[[ The data open ]]

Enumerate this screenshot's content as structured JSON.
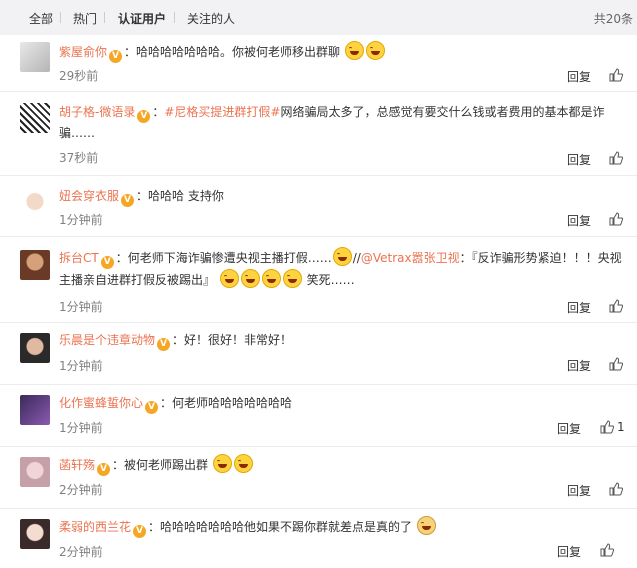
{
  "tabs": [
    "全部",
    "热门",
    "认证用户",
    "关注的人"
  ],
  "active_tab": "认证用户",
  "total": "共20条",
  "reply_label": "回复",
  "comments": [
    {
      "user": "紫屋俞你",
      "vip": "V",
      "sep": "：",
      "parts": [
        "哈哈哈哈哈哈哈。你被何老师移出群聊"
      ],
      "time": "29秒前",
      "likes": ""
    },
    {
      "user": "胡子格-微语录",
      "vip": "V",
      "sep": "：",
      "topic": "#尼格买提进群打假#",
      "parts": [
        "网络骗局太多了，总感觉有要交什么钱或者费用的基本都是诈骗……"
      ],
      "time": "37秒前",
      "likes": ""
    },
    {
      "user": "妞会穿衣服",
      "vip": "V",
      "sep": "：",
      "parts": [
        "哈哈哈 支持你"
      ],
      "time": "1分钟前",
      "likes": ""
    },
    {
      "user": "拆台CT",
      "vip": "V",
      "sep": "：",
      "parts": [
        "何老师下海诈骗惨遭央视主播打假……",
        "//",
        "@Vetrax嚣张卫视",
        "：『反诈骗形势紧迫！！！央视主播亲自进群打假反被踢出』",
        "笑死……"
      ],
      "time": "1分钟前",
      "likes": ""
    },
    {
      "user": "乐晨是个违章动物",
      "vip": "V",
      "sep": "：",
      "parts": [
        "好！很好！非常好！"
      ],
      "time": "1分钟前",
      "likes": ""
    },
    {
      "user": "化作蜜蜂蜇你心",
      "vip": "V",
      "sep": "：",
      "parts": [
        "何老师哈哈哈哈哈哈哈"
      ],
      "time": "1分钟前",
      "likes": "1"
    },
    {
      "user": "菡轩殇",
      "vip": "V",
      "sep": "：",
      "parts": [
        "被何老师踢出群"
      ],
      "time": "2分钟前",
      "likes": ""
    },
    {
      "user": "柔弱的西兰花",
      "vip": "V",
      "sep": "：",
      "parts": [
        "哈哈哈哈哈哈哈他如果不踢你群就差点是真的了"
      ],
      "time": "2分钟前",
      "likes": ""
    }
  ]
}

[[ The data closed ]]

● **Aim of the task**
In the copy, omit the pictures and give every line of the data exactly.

● **Solution to this exercise**
Enumerate this screenshot's content as structured JSON.
{
  "tabs": [
    "全部",
    "热门",
    "认证用户",
    "关注的人"
  ],
  "active_tab": "认证用户",
  "total": "共20条",
  "reply_label": "回复",
  "comments": [
    {
      "user": "紫屋俞你",
      "vip": "V",
      "sep": "：",
      "parts": [
        "哈哈哈哈哈哈哈。你被何老师移出群聊"
      ],
      "time": "29秒前",
      "likes": ""
    },
    {
      "user": "胡子格-微语录",
      "vip": "V",
      "sep": "：",
      "topic": "#尼格买提进群打假#",
      "parts": [
        "网络骗局太多了，总感觉有要交什么钱或者费用的基本都是诈骗……"
      ],
      "time": "37秒前",
      "likes": ""
    },
    {
      "user": "妞会穿衣服",
      "vip": "V",
      "sep": "：",
      "parts": [
        "哈哈哈 支持你"
      ],
      "time": "1分钟前",
      "likes": ""
    },
    {
      "user": "拆台CT",
      "vip": "V",
      "sep": "：",
      "parts": [
        "何老师下海诈骗惨遭央视主播打假……",
        "//",
        "@Vetrax嚣张卫视",
        "：『反诈骗形势紧迫！！！央视主播亲自进群打假反被踢出』",
        "笑死……"
      ],
      "time": "1分钟前",
      "likes": ""
    },
    {
      "user": "乐晨是个违章动物",
      "vip": "V",
      "sep": "：",
      "parts": [
        "好！很好！非常好！"
      ],
      "time": "1分钟前",
      "likes": ""
    },
    {
      "user": "化作蜜蜂蜇你心",
      "vip": "V",
      "sep": "：",
      "parts": [
        "何老师哈哈哈哈哈哈哈"
      ],
      "time": "1分钟前",
      "likes": "1"
    },
    {
      "user": "菡轩殇",
      "vip": "V",
      "sep": "：",
      "parts": [
        "被何老师踢出群"
      ],
      "time": "2分钟前",
      "likes": ""
    },
    {
      "user": "柔弱的西兰花",
      "vip": "V",
      "sep": "：",
      "parts": [
        "哈哈哈哈哈哈哈他如果不踢你群就差点是真的了"
      ],
      "time": "2分钟前",
      "likes": ""
    }
  ]
}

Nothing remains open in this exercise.